By Jodi D’Angelo
From learning how plants store energy to make food, to examining skulls to determine what different animals eat, each month unveils another chapter of the natural world at Valley Pre-School.
“My goal is to inspire curiosity, develop observation skills, expand the horizon of a young child’s view, and create an ongoing connection with the natural world,” said Nannie Brown, the natural sciences teacher at Valley Pre-School. Although Brown retired as a lead teacher at the school, she comes into the classroom over a two-day period each month to teach the students about a certain topic.
At the beginning of school in September, Brown took a walk in the neighborhood with the students and teachers to explore the season of Fall, explaining that autumn is a “million-dollar word” for Fall. “I call it a million-dollar-word because it is precious and rare and many people don’t have it in their minds,” Brown said. The children also learned the million-dollar words narcissus, the commonly known species of the daffodil, and Muscari, commonly known genus of the grape hyacinth.

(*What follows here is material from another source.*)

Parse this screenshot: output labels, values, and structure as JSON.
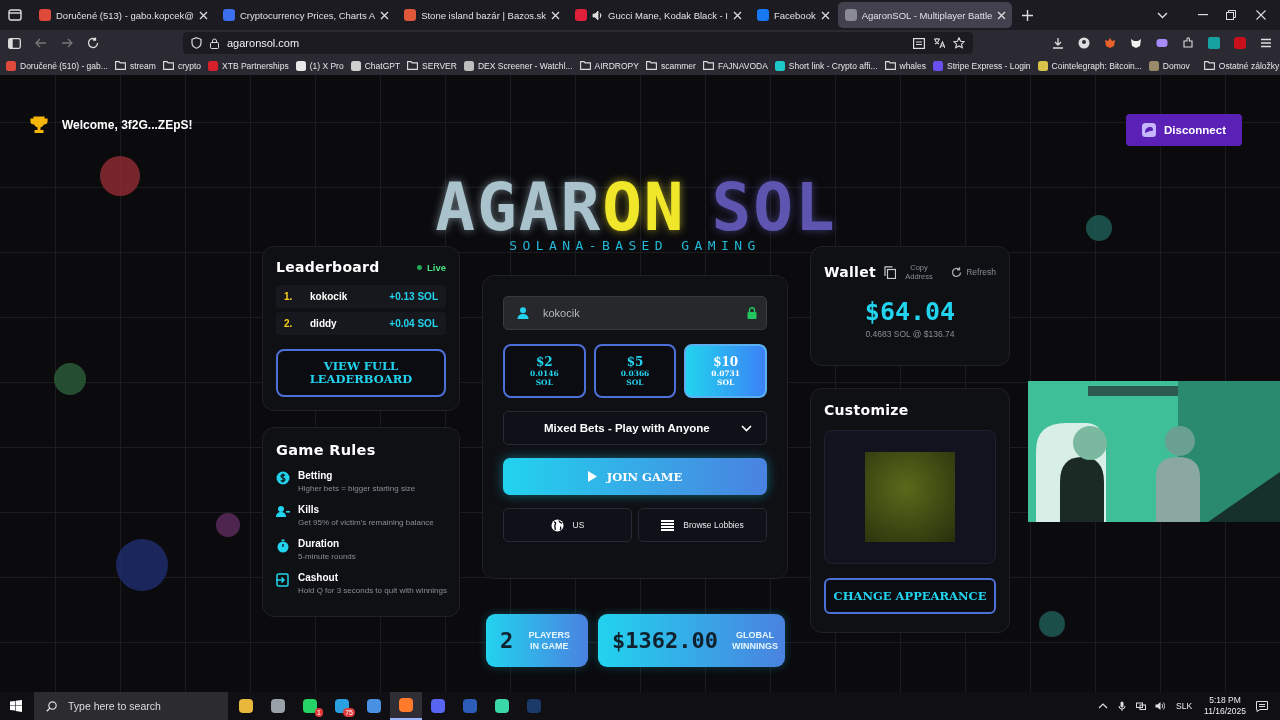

In October, Brown taught the children about preparing bulbs and begonias for winter. She explained how plants have the ability to make food in their green leaves in the summer and then store the energy in the bulb for next years’ growth. Begonias survive in the warm summer months in Connecticut, but die during the first frost. Thus, to save the begonia plants that they examined each student potted their own plants and took them home to put in a sunny window.
The children learned how wild seeds find new places to grow during the month of November. As one example, Brown taught that a “hitchhiker seed” hitches a ride on a passing animal or person. Then, in December, the children explored the evergreens and their cones. The children made a special treat for the birds and squirrels with a cone they learned about from a white pine tree.

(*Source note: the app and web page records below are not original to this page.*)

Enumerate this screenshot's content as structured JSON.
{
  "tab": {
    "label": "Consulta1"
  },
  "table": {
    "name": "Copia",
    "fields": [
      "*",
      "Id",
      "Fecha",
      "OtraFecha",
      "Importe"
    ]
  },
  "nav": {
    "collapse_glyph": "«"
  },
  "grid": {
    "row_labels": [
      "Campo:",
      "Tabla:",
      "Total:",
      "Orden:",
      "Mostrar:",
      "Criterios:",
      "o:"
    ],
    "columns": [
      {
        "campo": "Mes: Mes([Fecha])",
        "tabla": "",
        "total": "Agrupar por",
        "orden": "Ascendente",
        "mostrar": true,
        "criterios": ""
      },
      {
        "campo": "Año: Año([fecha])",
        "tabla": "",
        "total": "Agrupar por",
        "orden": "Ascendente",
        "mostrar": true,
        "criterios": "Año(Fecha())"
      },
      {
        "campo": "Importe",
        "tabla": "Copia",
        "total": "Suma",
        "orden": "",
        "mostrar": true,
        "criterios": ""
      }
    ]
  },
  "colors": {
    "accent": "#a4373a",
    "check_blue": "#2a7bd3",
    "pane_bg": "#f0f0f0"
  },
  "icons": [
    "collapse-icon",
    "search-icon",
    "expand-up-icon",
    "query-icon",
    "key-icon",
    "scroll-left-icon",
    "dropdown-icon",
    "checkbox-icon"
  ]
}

In January, the children potted up spider plants to take home. Brown provided the opportunity for the children to be self-sufficient by asking them to water the plant everyday.
Around Valentine’s Day, Brown taught the children about the real heart that all animals, reptiles, birds and fish have. The students were able to listen to, Socrates, the class Guinea pig’s heart beat with a stethoscope, as well as their own heart beats.
In March, Brown taught the children all about teeth (herbivores, carnivores, omnivores) while examining skulls and trying to guess whether that animal was a carnivore, herbivore or omnivore. The children had the opportunity to do many activities to show how the different teeth work. For example, the children tore Playdough away with a classroom tool (a staple remover) that resembled the canine teeth of a coyote or a bobcat.
During April and May, Brown will continue to engage the minds of the students with the wonders of natural science.
Known as the “boomerangs,” Brown is one of four retired Valley Pre-School teachers who return to the school to share their passions and enrich the pre-school program. The other boomerangs include: Melissa Reinauer, writing workshop teacher; Peggy Shaw, music teacher; and Mary Alice Stielau, movement teacher.
Valley Pre-School is now accepting applications for the 2016-2017 school year. If you have any questions, please visit the Valley Pre-School website at www.valleypreschoolinfo.org